- Data extract:
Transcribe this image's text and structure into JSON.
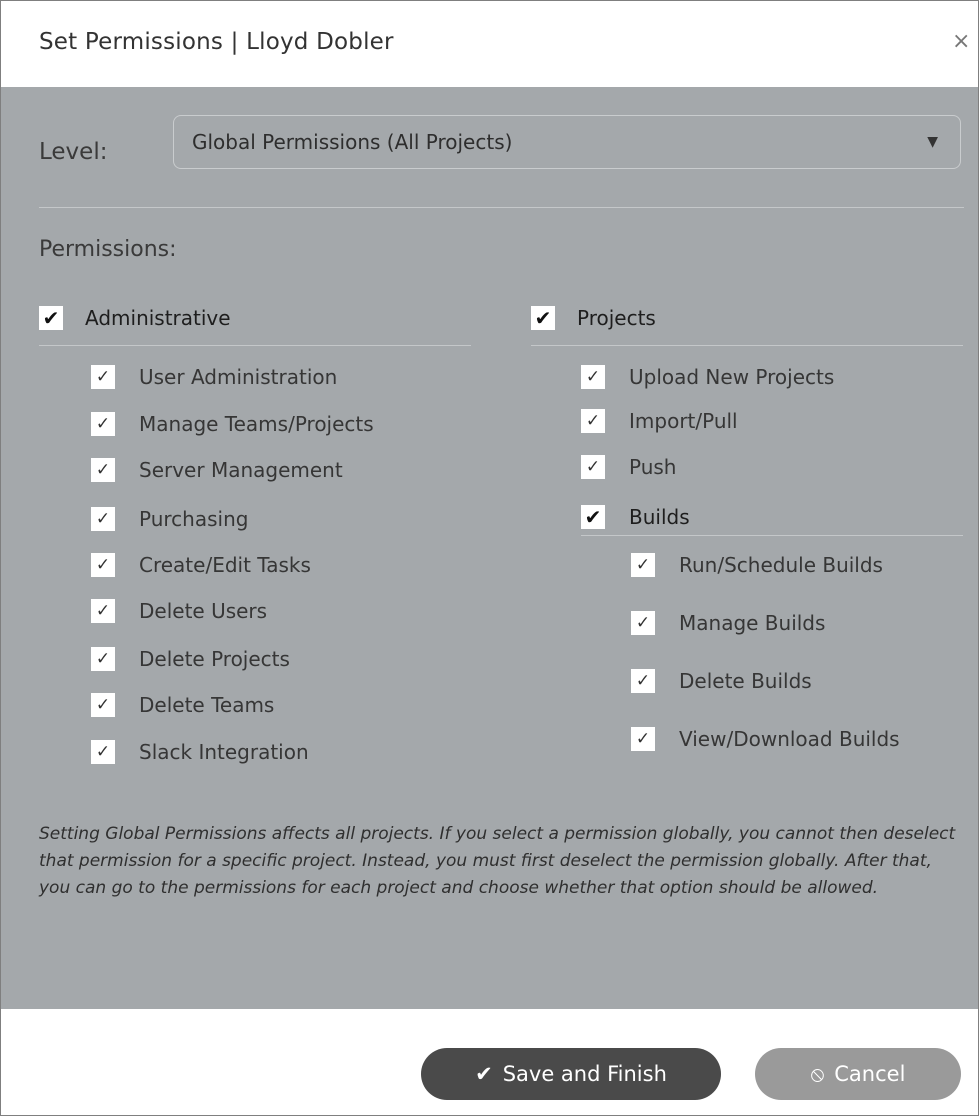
{
  "dialog": {
    "title": "Set Permissions | Lloyd Dobler",
    "close_icon": "×"
  },
  "level": {
    "label": "Level:",
    "selected": "Global Permissions (All Projects)",
    "arrow": "▼"
  },
  "permissions_label": "Permissions:",
  "administrative": {
    "label": "Administrative",
    "checked": true,
    "items": [
      {
        "label": "User Administration",
        "checked": true
      },
      {
        "label": "Manage Teams/Projects",
        "checked": true
      },
      {
        "label": "Server Management",
        "checked": true
      },
      {
        "label": "Purchasing",
        "checked": true
      },
      {
        "label": "Create/Edit Tasks",
        "checked": true
      },
      {
        "label": "Delete Users",
        "checked": true
      },
      {
        "label": "Delete Projects",
        "checked": true
      },
      {
        "label": "Delete Teams",
        "checked": true
      },
      {
        "label": "Slack Integration",
        "checked": true
      }
    ]
  },
  "projects": {
    "label": "Projects",
    "checked": true,
    "items": [
      {
        "label": "Upload New Projects",
        "checked": true
      },
      {
        "label": "Import/Pull",
        "checked": true
      },
      {
        "label": "Push",
        "checked": true
      }
    ],
    "builds": {
      "label": "Builds",
      "checked": true,
      "items": [
        {
          "label": "Run/Schedule Builds",
          "checked": true
        },
        {
          "label": "Manage Builds",
          "checked": true
        },
        {
          "label": "Delete Builds",
          "checked": true
        },
        {
          "label": "View/Download Builds",
          "checked": true
        }
      ]
    }
  },
  "note": "Setting Global Permissions affects all projects. If you select a permission globally, you cannot then deselect that permission for a specific project. Instead, you must first deselect the permission globally. After that, you can go to the permissions for each project and choose whether that option should be allowed.",
  "buttons": {
    "save_label": "Save and Finish",
    "save_icon": "✔",
    "cancel_label": "Cancel",
    "cancel_icon": "⦸"
  },
  "marks": {
    "light": "✓",
    "bold": "✔"
  },
  "colors": {
    "body_bg": "#a4a8ab",
    "save_button": "#4a4a4a",
    "cancel_button": "#9a9a9a"
  }
}
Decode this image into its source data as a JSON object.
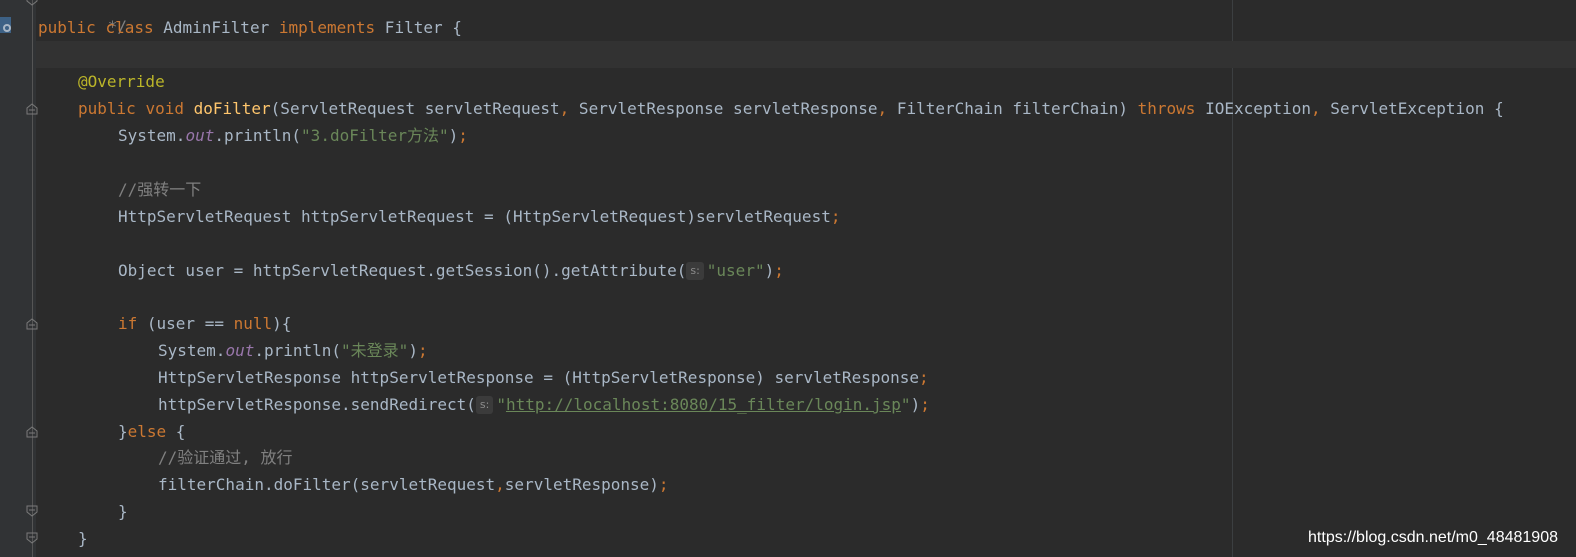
{
  "editor": {
    "colors": {
      "background": "#2b2b2b",
      "gutter": "#313335",
      "keyword": "#cc7832",
      "annotation": "#bbb529",
      "method": "#ffc66d",
      "string": "#6a8759",
      "field": "#9876aa",
      "comment": "#808080",
      "plain": "#a9b7c6"
    },
    "gutter_icons": [
      "implementation-marker-icon"
    ],
    "lines": {
      "l0": {
        "a": "*/"
      },
      "l1": {
        "a": "public",
        "b": " ",
        "c": "class",
        "d": " AdminFilter ",
        "e": "implements",
        "f": " Filter {"
      },
      "l3": {
        "a": "@Override"
      },
      "l4": {
        "a": "public",
        "b": " ",
        "c": "void",
        "d": " ",
        "e": "doFilter",
        "f": "(ServletRequest servletRequest",
        "g": ",",
        "h": " ServletResponse servletResponse",
        "i": ",",
        "j": " FilterChain filterChain) ",
        "k": "throws",
        "l": " IOException",
        "m": ",",
        "n": " ServletException {"
      },
      "l5": {
        "a": "System.",
        "b": "out",
        "c": ".println(",
        "d": "\"3.doFilter方法\"",
        "e": ")",
        "f": ";"
      },
      "l7": {
        "a": "//强转一下"
      },
      "l8": {
        "a": "HttpServletRequest httpServletRequest = (HttpServletRequest)servletRequest",
        "b": ";"
      },
      "l10": {
        "a": "Object user = httpServletRequest.getSession().getAttribute(",
        "hint": "s:",
        "b": "\"user\"",
        "c": ")",
        "d": ";"
      },
      "l12": {
        "a": "if",
        "b": " (user == ",
        "c": "null",
        "d": "){"
      },
      "l13": {
        "a": "System.",
        "b": "out",
        "c": ".println(",
        "d": "\"未登录\"",
        "e": ")",
        "f": ";"
      },
      "l14": {
        "a": "HttpServletResponse httpServletResponse = (HttpServletResponse) servletResponse",
        "b": ";"
      },
      "l15": {
        "a": "httpServletResponse.sendRedirect(",
        "hint": "s:",
        "b": "\"",
        "c": "http://localhost:8080/15_filter/login.jsp",
        "d": "\"",
        "e": ")",
        "f": ";"
      },
      "l16": {
        "a": "}",
        "b": "else",
        "c": " {"
      },
      "l17": {
        "a": "//验证通过, 放行"
      },
      "l18": {
        "a": "filterChain.doFilter(servletRequest",
        "b": ",",
        "c": "servletResponse)",
        "d": ";"
      },
      "l19": {
        "a": "}"
      },
      "l20": {
        "a": "}"
      }
    }
  },
  "watermark": "https://blog.csdn.net/m0_48481908"
}
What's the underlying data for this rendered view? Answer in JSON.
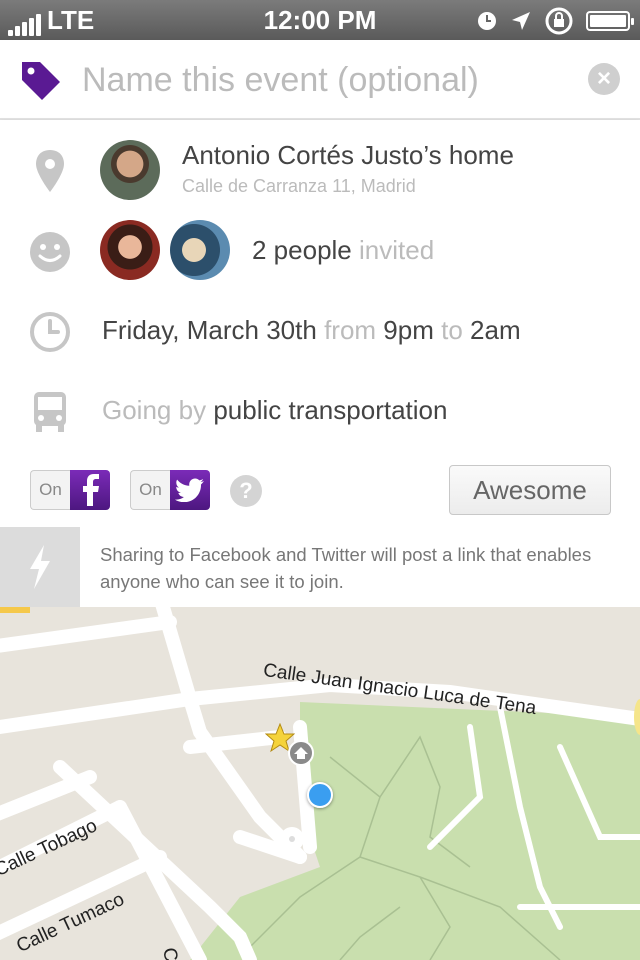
{
  "status_bar": {
    "carrier": "LTE",
    "time": "12:00 PM"
  },
  "event": {
    "name_placeholder": "Name this event (optional)",
    "location": {
      "title": "Antonio Cortés Justo’s home",
      "address": "Calle de Carranza 11, Madrid"
    },
    "people": {
      "count_text": "2 people",
      "suffix": "invited"
    },
    "time": {
      "day": "Friday, March 30th",
      "from_word": "from",
      "start": "9pm",
      "to_word": "to",
      "end": "2am"
    },
    "transport": {
      "prefix": "Going by",
      "mode": "public transportation"
    }
  },
  "sharing": {
    "facebook_toggle": "On",
    "twitter_toggle": "On",
    "help": "?",
    "submit_label": "Awesome",
    "note": "Sharing to Facebook and Twitter will post a link that enables anyone who can see it to join."
  },
  "map": {
    "streets": [
      "Calle Juan Ignacio Luca de Tena",
      "Calle Tobago",
      "Calle Tumaco",
      "Calle"
    ]
  },
  "colors": {
    "accent": "#5a1a93",
    "map_bg": "#e8e4dc",
    "park": "#c9dfae",
    "location_dot": "#3a9ef0"
  }
}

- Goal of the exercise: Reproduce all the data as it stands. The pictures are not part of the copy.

- Reply:
Transcribe this image's text and structure into JSON.
{
  "dialog": {
    "title": "Set Permissions | Lloyd Dobler",
    "close_icon": "×"
  },
  "level": {
    "label": "Level:",
    "selected": "Global Permissions (All Projects)",
    "arrow": "▼"
  },
  "permissions_label": "Permissions:",
  "administrative": {
    "label": "Administrative",
    "checked": true,
    "items": [
      {
        "label": "User Administration",
        "checked": true
      },
      {
        "label": "Manage Teams/Projects",
        "checked": true
      },
      {
        "label": "Server Management",
        "checked": true
      },
      {
        "label": "Purchasing",
        "checked": true
      },
      {
        "label": "Create/Edit Tasks",
        "checked": true
      },
      {
        "label": "Delete Users",
        "checked": true
      },
      {
        "label": "Delete Projects",
        "checked": true
      },
      {
        "label": "Delete Teams",
        "checked": true
      },
      {
        "label": "Slack Integration",
        "checked": true
      }
    ]
  },
  "projects": {
    "label": "Projects",
    "checked": true,
    "items": [
      {
        "label": "Upload New Projects",
        "checked": true
      },
      {
        "label": "Import/Pull",
        "checked": true
      },
      {
        "label": "Push",
        "checked": true
      }
    ],
    "builds": {
      "label": "Builds",
      "checked": true,
      "items": [
        {
          "label": "Run/Schedule Builds",
          "checked": true
        },
        {
          "label": "Manage Builds",
          "checked": true
        },
        {
          "label": "Delete Builds",
          "checked": true
        },
        {
          "label": "View/Download Builds",
          "checked": true
        }
      ]
    }
  },
  "note": "Setting Global Permissions affects all projects. If you select a permission globally, you cannot then deselect that permission for a specific project. Instead, you must first deselect the permission globally. After that, you can go to the permissions for each project and choose whether that option should be allowed.",
  "buttons": {
    "save_label": "Save and Finish",
    "save_icon": "✔",
    "cancel_label": "Cancel",
    "cancel_icon": "⦸"
  },
  "marks": {
    "light": "✓",
    "bold": "✔"
  },
  "colors": {
    "body_bg": "#a4a8ab",
    "save_button": "#4a4a4a",
    "cancel_button": "#9a9a9a"
  }
}
Decode this image into its source data as a JSON object.
{
  "editor": {
    "colors": {
      "background": "#2b2b2b",
      "gutter": "#313335",
      "keyword": "#cc7832",
      "annotation": "#bbb529",
      "method": "#ffc66d",
      "string": "#6a8759",
      "field": "#9876aa",
      "comment": "#808080",
      "plain": "#a9b7c6"
    },
    "gutter_icons": [
      "implementation-marker-icon"
    ],
    "lines": {
      "l0": {
        "a": "*/"
      },
      "l1": {
        "a": "public",
        "b": " ",
        "c": "class",
        "d": " AdminFilter ",
        "e": "implements",
        "f": " Filter {"
      },
      "l3": {
        "a": "@Override"
      },
      "l4": {
        "a": "public",
        "b": " ",
        "c": "void",
        "d": " ",
        "e": "doFilter",
        "f": "(ServletRequest servletRequest",
        "g": ",",
        "h": " ServletResponse servletResponse",
        "i": ",",
        "j": " FilterChain filterChain) ",
        "k": "throws",
        "l": " IOException",
        "m": ",",
        "n": " ServletException {"
      },
      "l5": {
        "a": "System.",
        "b": "out",
        "c": ".println(",
        "d": "\"3.doFilter方法\"",
        "e": ")",
        "f": ";"
      },
      "l7": {
        "a": "//强转一下"
      },
      "l8": {
        "a": "HttpServletRequest httpServletRequest = (HttpServletRequest)servletRequest",
        "b": ";"
      },
      "l10": {
        "a": "Object user = httpServletRequest.getSession().getAttribute(",
        "hint": "s:",
        "b": "\"user\"",
        "c": ")",
        "d": ";"
      },
      "l12": {
        "a": "if",
        "b": " (user == ",
        "c": "null",
        "d": "){"
      },
      "l13": {
        "a": "System.",
        "b": "out",
        "c": ".println(",
        "d": "\"未登录\"",
        "e": ")",
        "f": ";"
      },
      "l14": {
        "a": "HttpServletResponse httpServletResponse = (HttpServletResponse) servletResponse",
        "b": ";"
      },
      "l15": {
        "a": "httpServletResponse.sendRedirect(",
        "hint": "s:",
        "b": "\"",
        "c": "http://localhost:8080/15_filter/login.jsp",
        "d": "\"",
        "e": ")",
        "f": ";"
      },
      "l16": {
        "a": "}",
        "b": "else",
        "c": " {"
      },
      "l17": {
        "a": "//验证通过, 放行"
      },
      "l18": {
        "a": "filterChain.doFilter(servletRequest",
        "b": ",",
        "c": "servletResponse)",
        "d": ";"
      },
      "l19": {
        "a": "}"
      },
      "l20": {
        "a": "}"
      }
    }
  },
  "watermark": "https://blog.csdn.net/m0_48481908"
}
What's the underlying data for this rendered view? Answer in JSON.
{
  "status_bar": {
    "carrier": "LTE",
    "time": "12:00 PM"
  },
  "event": {
    "name_placeholder": "Name this event (optional)",
    "location": {
      "title": "Antonio Cortés Justo’s home",
      "address": "Calle de Carranza 11, Madrid"
    },
    "people": {
      "count_text": "2 people",
      "suffix": "invited"
    },
    "time": {
      "day": "Friday, March 30th",
      "from_word": "from",
      "start": "9pm",
      "to_word": "to",
      "end": "2am"
    },
    "transport": {
      "prefix": "Going by",
      "mode": "public transportation"
    }
  },
  "sharing": {
    "facebook_toggle": "On",
    "twitter_toggle": "On",
    "help": "?",
    "submit_label": "Awesome",
    "note": "Sharing to Facebook and Twitter will post a link that enables anyone who can see it to join."
  },
  "map": {
    "streets": [
      "Calle Juan Ignacio Luca de Tena",
      "Calle Tobago",
      "Calle Tumaco",
      "Calle"
    ]
  },
  "colors": {
    "accent": "#5a1a93",
    "map_bg": "#e8e4dc",
    "park": "#c9dfae",
    "location_dot": "#3a9ef0"
  }
}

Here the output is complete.